Board member Ce-Ce Gerlach said she knows of a couple of student who repeatedly get sent to ATS because they don’t comply with the dress code. She added ATS is overwhelmed with students who don’t comply.
Mayo could not say what percent of high school students repeatedly fail to meet the dress code. “I know it’s high enough that we need to work on it quite a bit.”
He indicated as younger students move up through the grades, they will be more accustomed to wearing school uniforms and there will be much more compliance when they get to high school.
Dress code cover-up?
“Don’t be swindled by the dress code cover-up,” Nickischer of the teachers union told the school board.
He said ATS averages 30-40 students a day, later adding that is 30-40 students in each middle school and high school. He said they are sent there for blatant misbehavior.
“ATS is not loaded with dress code violations,” Nickischer said.
He said some students have been written up and sent to ATS more than 100 times.
Nickischer, who serves on ASD’s safety steering committee, reported too many schools in the district are failing to hold regular safety meetings. He said others have safety meetings that are monopolized by administrators and teachers and do not involve parents and non-teaching staff members.
Warning of a catastrophe, Nickischer indicated student infractions “are up as high as three-fold this year versus last year.” He said teachers have told him “the data would be far worse, but they have stopped reporting due to lack of support and inconsistent outcomes.”
“Once again, you can ignore it and take no action,” he told the school board. “I recommend revisiting the ASD mission statement about a safe educational experience.”
Pregnant and parenting students
The school district also plans to update its policy on pregnant and parenting students, for the first time since 1999.
The updated version states that students may not be excluded from their home schools solely based on pregnancy, parenting or marital status.
It eliminates language in the current policy that ASD educational operations director Michael Makhoul said were exclusionary. He said pregnant students no longer will be sent to alternative education sites.
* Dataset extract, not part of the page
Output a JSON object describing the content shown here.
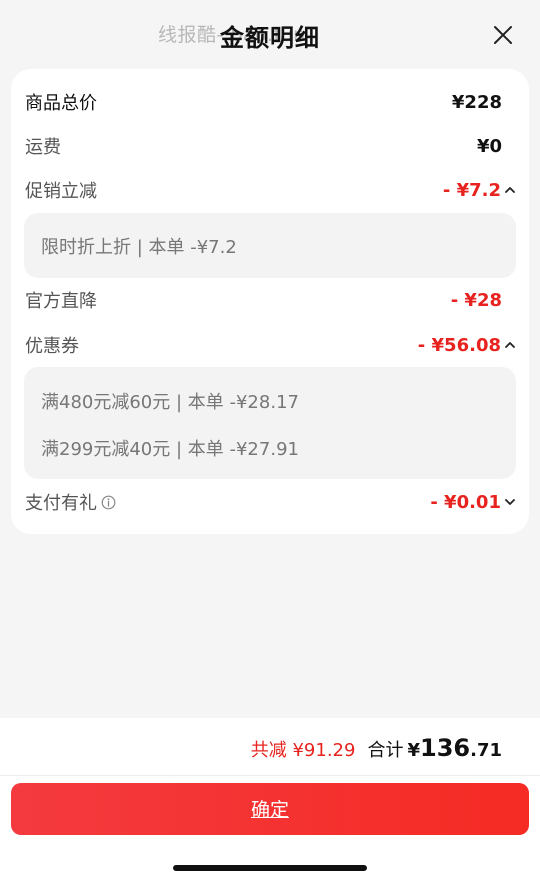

The new policy also provide pregnant and parenting students additional time for class changes, alternatives to physical education requirements, use of elevators if recommended by a doctor and excused leaves of absence.